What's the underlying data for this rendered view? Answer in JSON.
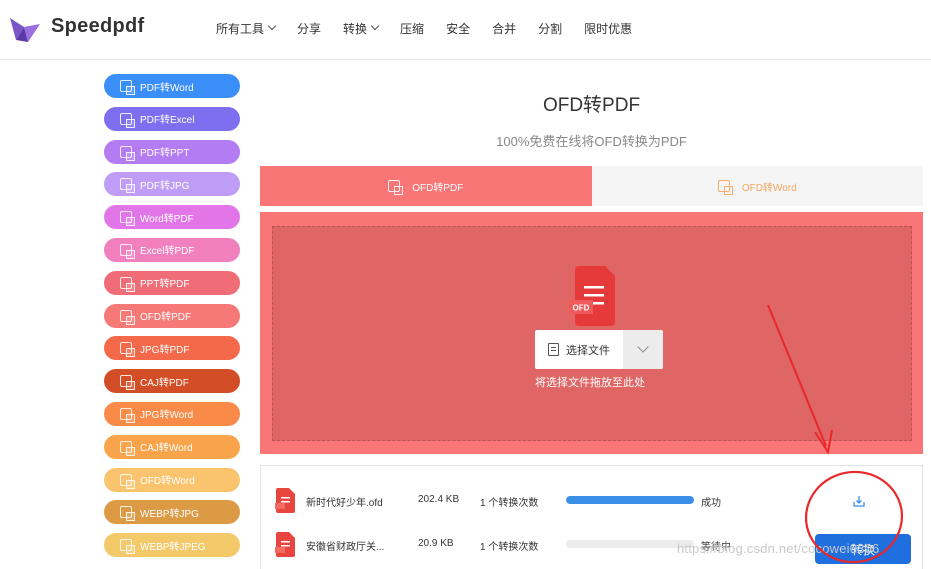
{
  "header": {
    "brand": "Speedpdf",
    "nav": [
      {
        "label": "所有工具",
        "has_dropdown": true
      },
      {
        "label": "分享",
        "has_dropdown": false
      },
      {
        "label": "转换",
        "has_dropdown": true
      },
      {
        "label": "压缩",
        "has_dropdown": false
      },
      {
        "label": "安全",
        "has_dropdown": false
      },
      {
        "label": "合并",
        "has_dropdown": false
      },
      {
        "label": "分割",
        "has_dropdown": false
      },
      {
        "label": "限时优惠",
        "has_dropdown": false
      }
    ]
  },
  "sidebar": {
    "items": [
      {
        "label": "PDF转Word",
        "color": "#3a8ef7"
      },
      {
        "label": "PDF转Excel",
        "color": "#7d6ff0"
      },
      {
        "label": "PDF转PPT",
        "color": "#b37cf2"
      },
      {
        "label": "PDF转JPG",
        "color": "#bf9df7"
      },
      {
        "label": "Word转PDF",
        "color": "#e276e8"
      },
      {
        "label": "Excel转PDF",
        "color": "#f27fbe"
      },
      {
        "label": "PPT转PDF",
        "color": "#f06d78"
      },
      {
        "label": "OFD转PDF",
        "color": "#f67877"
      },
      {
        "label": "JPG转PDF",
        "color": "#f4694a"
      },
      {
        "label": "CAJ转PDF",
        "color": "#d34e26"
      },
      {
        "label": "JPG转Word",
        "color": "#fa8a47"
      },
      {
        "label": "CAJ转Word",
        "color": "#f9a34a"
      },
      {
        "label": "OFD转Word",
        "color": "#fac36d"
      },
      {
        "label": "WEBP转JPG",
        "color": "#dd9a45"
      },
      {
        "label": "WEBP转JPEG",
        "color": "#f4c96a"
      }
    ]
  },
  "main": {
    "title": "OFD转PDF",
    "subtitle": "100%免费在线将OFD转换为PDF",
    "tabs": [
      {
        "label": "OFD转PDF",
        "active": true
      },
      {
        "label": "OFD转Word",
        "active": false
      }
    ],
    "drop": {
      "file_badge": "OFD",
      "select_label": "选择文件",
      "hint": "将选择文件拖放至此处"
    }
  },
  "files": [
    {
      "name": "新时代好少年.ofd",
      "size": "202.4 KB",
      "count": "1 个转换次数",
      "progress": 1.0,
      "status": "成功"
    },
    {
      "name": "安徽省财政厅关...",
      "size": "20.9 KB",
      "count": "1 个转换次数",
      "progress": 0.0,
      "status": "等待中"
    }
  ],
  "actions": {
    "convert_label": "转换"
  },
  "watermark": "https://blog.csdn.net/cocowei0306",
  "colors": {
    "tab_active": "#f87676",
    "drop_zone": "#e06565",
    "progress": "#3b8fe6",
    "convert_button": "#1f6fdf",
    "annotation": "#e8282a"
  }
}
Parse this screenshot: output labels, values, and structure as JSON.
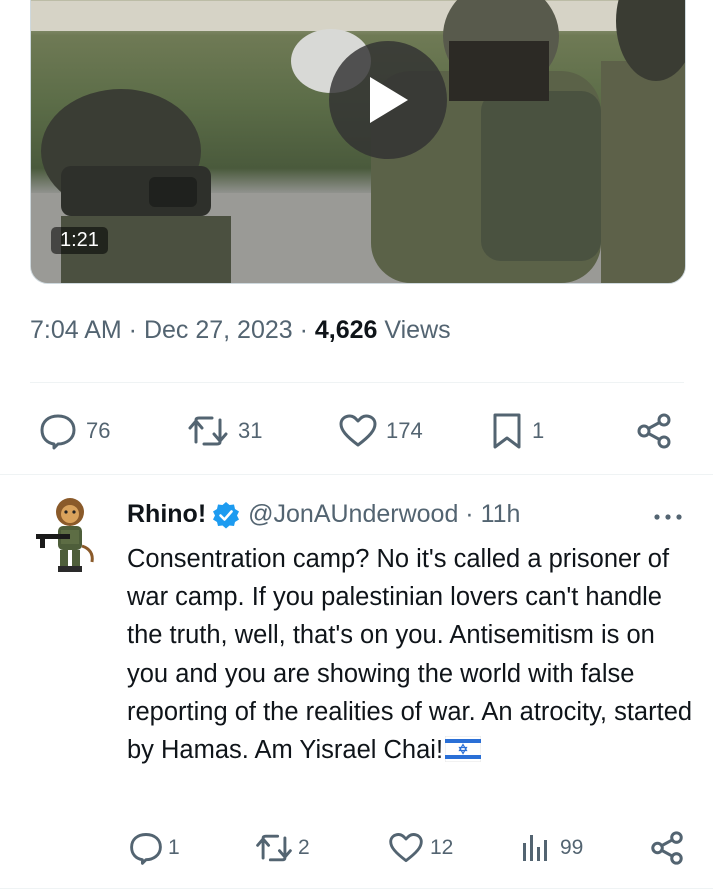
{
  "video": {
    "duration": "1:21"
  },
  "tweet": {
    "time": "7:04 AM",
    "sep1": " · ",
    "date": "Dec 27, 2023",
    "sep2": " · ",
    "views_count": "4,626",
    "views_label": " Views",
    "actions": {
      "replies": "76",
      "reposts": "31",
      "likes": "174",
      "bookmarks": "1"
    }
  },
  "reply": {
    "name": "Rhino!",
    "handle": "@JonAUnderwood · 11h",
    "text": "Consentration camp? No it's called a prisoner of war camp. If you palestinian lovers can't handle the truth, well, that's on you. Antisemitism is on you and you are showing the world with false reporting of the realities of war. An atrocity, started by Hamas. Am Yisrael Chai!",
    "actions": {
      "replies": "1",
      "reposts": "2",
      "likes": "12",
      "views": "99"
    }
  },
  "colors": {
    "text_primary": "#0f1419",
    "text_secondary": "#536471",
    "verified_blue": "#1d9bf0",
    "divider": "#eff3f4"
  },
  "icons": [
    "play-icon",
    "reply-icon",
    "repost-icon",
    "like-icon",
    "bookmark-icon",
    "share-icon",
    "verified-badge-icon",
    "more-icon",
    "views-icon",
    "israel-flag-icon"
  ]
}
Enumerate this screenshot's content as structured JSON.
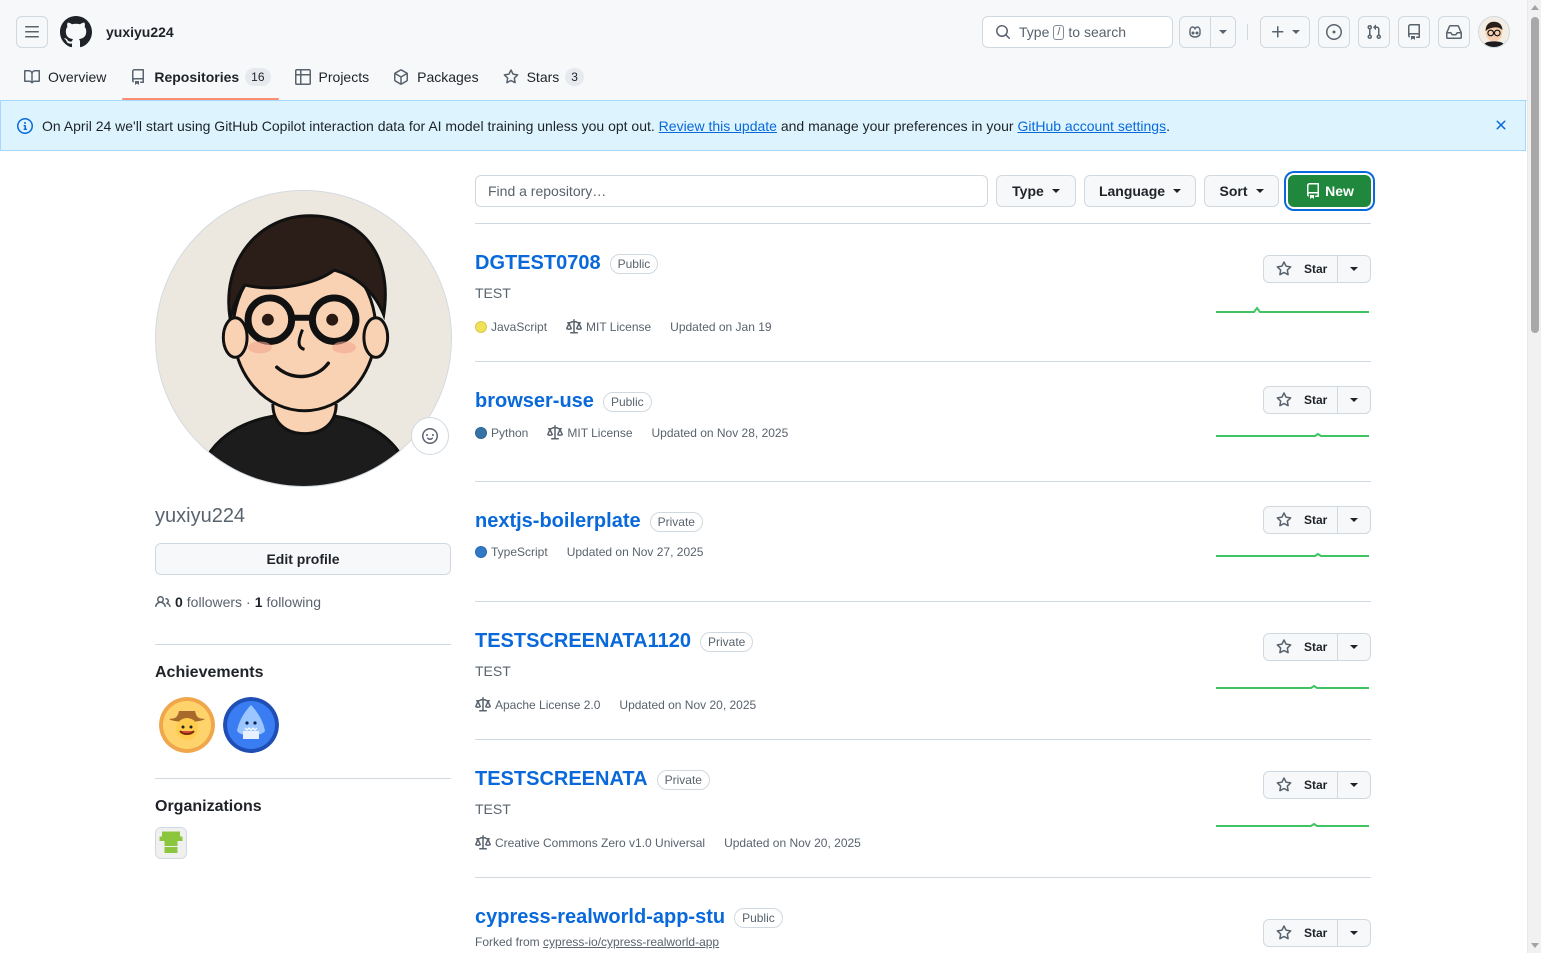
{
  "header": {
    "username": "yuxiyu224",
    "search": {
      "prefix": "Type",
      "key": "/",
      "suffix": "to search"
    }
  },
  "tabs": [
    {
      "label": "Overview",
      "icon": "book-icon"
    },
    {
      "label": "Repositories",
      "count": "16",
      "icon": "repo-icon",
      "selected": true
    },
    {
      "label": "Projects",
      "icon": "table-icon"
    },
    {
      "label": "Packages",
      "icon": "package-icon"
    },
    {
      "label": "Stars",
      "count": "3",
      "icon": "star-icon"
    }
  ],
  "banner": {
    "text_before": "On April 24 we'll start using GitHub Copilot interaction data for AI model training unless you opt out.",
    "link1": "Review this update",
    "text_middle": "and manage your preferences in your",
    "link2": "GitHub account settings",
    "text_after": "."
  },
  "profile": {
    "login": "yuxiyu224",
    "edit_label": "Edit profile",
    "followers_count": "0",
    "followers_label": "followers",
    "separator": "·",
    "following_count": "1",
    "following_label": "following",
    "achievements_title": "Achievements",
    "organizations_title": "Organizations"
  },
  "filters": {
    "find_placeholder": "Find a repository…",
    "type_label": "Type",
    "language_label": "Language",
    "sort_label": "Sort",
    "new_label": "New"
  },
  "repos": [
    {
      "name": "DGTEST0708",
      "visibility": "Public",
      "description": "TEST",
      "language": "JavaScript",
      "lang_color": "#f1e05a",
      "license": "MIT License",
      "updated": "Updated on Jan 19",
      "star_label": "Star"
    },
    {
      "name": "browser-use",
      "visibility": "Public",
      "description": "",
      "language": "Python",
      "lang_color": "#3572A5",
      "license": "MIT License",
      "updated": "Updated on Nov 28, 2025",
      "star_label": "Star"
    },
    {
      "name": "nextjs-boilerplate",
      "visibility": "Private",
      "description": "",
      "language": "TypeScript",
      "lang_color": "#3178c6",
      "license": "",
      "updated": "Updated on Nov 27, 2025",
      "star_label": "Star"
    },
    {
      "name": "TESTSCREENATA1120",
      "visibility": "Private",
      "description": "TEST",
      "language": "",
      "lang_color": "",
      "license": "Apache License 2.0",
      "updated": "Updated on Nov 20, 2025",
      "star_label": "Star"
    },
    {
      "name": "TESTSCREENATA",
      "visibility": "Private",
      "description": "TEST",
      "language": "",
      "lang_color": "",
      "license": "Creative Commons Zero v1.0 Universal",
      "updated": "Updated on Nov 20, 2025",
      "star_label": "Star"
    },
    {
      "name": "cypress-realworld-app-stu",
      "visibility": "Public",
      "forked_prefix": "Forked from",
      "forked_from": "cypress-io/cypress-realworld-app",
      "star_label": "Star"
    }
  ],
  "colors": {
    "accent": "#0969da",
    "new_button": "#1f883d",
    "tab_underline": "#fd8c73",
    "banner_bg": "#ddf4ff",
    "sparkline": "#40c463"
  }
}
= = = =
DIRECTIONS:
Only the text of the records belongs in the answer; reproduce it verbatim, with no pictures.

EXERCISE SOLUTION:
What's the underlying data for this rendered view? Answer in JSON.
{
  "header": {
    "brand": "Speedpdf",
    "nav": [
      {
        "label": "所有工具",
        "has_dropdown": true
      },
      {
        "label": "分享",
        "has_dropdown": false
      },
      {
        "label": "转换",
        "has_dropdown": true
      },
      {
        "label": "压缩",
        "has_dropdown": false
      },
      {
        "label": "安全",
        "has_dropdown": false
      },
      {
        "label": "合并",
        "has_dropdown": false
      },
      {
        "label": "分割",
        "has_dropdown": false
      },
      {
        "label": "限时优惠",
        "has_dropdown": false
      }
    ]
  },
  "sidebar": {
    "items": [
      {
        "label": "PDF转Word",
        "color": "#3a8ef7"
      },
      {
        "label": "PDF转Excel",
        "color": "#7d6ff0"
      },
      {
        "label": "PDF转PPT",
        "color": "#b37cf2"
      },
      {
        "label": "PDF转JPG",
        "color": "#bf9df7"
      },
      {
        "label": "Word转PDF",
        "color": "#e276e8"
      },
      {
        "label": "Excel转PDF",
        "color": "#f27fbe"
      },
      {
        "label": "PPT转PDF",
        "color": "#f06d78"
      },
      {
        "label": "OFD转PDF",
        "color": "#f67877"
      },
      {
        "label": "JPG转PDF",
        "color": "#f4694a"
      },
      {
        "label": "CAJ转PDF",
        "color": "#d34e26"
      },
      {
        "label": "JPG转Word",
        "color": "#fa8a47"
      },
      {
        "label": "CAJ转Word",
        "color": "#f9a34a"
      },
      {
        "label": "OFD转Word",
        "color": "#fac36d"
      },
      {
        "label": "WEBP转JPG",
        "color": "#dd9a45"
      },
      {
        "label": "WEBP转JPEG",
        "color": "#f4c96a"
      }
    ]
  },
  "main": {
    "title": "OFD转PDF",
    "subtitle": "100%免费在线将OFD转换为PDF",
    "tabs": [
      {
        "label": "OFD转PDF",
        "active": true
      },
      {
        "label": "OFD转Word",
        "active": false
      }
    ],
    "drop": {
      "file_badge": "OFD",
      "select_label": "选择文件",
      "hint": "将选择文件拖放至此处"
    }
  },
  "files": [
    {
      "name": "新时代好少年.ofd",
      "size": "202.4 KB",
      "count": "1 个转换次数",
      "progress": 1.0,
      "status": "成功"
    },
    {
      "name": "安徽省财政厅关...",
      "size": "20.9 KB",
      "count": "1 个转换次数",
      "progress": 0.0,
      "status": "等待中"
    }
  ],
  "actions": {
    "convert_label": "转换"
  },
  "watermark": "https://blog.csdn.net/cocowei0306",
  "colors": {
    "tab_active": "#f87676",
    "drop_zone": "#e06565",
    "progress": "#3b8fe6",
    "convert_button": "#1f6fdf",
    "annotation": "#e8282a"
  }
}
Parse this screenshot: output labels, values, and structure as JSON.
{
  "video": {
    "duration": "1:21"
  },
  "tweet": {
    "time": "7:04 AM",
    "sep1": " · ",
    "date": "Dec 27, 2023",
    "sep2": " · ",
    "views_count": "4,626",
    "views_label": " Views",
    "actions": {
      "replies": "76",
      "reposts": "31",
      "likes": "174",
      "bookmarks": "1"
    }
  },
  "reply": {
    "name": "Rhino!",
    "handle": "@JonAUnderwood · 11h",
    "text": "Consentration camp? No it's called a prisoner of war camp. If you palestinian lovers can't handle the truth, well, that's on you. Antisemitism is on you and you are showing the world with false reporting of the realities of war. An atrocity, started by Hamas. Am Yisrael Chai!",
    "actions": {
      "replies": "1",
      "reposts": "2",
      "likes": "12",
      "views": "99"
    }
  },
  "colors": {
    "text_primary": "#0f1419",
    "text_secondary": "#536471",
    "verified_blue": "#1d9bf0",
    "divider": "#eff3f4"
  },
  "icons": [
    "play-icon",
    "reply-icon",
    "repost-icon",
    "like-icon",
    "bookmark-icon",
    "share-icon",
    "verified-badge-icon",
    "more-icon",
    "views-icon",
    "israel-flag-icon"
  ]
}
Enumerate this screenshot's content as structured JSON.
{
  "header": {
    "username": "yuxiyu224",
    "search": {
      "prefix": "Type",
      "key": "/",
      "suffix": "to search"
    }
  },
  "tabs": [
    {
      "label": "Overview",
      "icon": "book-icon"
    },
    {
      "label": "Repositories",
      "count": "16",
      "icon": "repo-icon",
      "selected": true
    },
    {
      "label": "Projects",
      "icon": "table-icon"
    },
    {
      "label": "Packages",
      "icon": "package-icon"
    },
    {
      "label": "Stars",
      "count": "3",
      "icon": "star-icon"
    }
  ],
  "banner": {
    "text_before": "On April 24 we'll start using GitHub Copilot interaction data for AI model training unless you opt out.",
    "link1": "Review this update",
    "text_middle": "and manage your preferences in your",
    "link2": "GitHub account settings",
    "text_after": "."
  },
  "profile": {
    "login": "yuxiyu224",
    "edit_label": "Edit profile",
    "followers_count": "0",
    "followers_label": "followers",
    "separator": "·",
    "following_count": "1",
    "following_label": "following",
    "achievements_title": "Achievements",
    "organizations_title": "Organizations"
  },
  "filters": {
    "find_placeholder": "Find a repository…",
    "type_label": "Type",
    "language_label": "Language",
    "sort_label": "Sort",
    "new_label": "New"
  },
  "repos": [
    {
      "name": "DGTEST0708",
      "visibility": "Public",
      "description": "TEST",
      "language": "JavaScript",
      "lang_color": "#f1e05a",
      "license": "MIT License",
      "updated": "Updated on Jan 19",
      "star_label": "Star"
    },
    {
      "name": "browser-use",
      "visibility": "Public",
      "description": "",
      "language": "Python",
      "lang_color": "#3572A5",
      "license": "MIT License",
      "updated": "Updated on Nov 28, 2025",
      "star_label": "Star"
    },
    {
      "name": "nextjs-boilerplate",
      "visibility": "Private",
      "description": "",
      "language": "TypeScript",
      "lang_color": "#3178c6",
      "license": "",
      "updated": "Updated on Nov 27, 2025",
      "star_label": "Star"
    },
    {
      "name": "TESTSCREENATA1120",
      "visibility": "Private",
      "description": "TEST",
      "language": "",
      "lang_color": "",
      "license": "Apache License 2.0",
      "updated": "Updated on Nov 20, 2025",
      "star_label": "Star"
    },
    {
      "name": "TESTSCREENATA",
      "visibility": "Private",
      "description": "TEST",
      "language": "",
      "lang_color": "",
      "license": "Creative Commons Zero v1.0 Universal",
      "updated": "Updated on Nov 20, 2025",
      "star_label": "Star"
    },
    {
      "name": "cypress-realworld-app-stu",
      "visibility": "Public",
      "forked_prefix": "Forked from",
      "forked_from": "cypress-io/cypress-realworld-app",
      "star_label": "Star"
    }
  ],
  "colors": {
    "accent": "#0969da",
    "new_button": "#1f883d",
    "tab_underline": "#fd8c73",
    "banner_bg": "#ddf4ff",
    "sparkline": "#40c463"
  }
}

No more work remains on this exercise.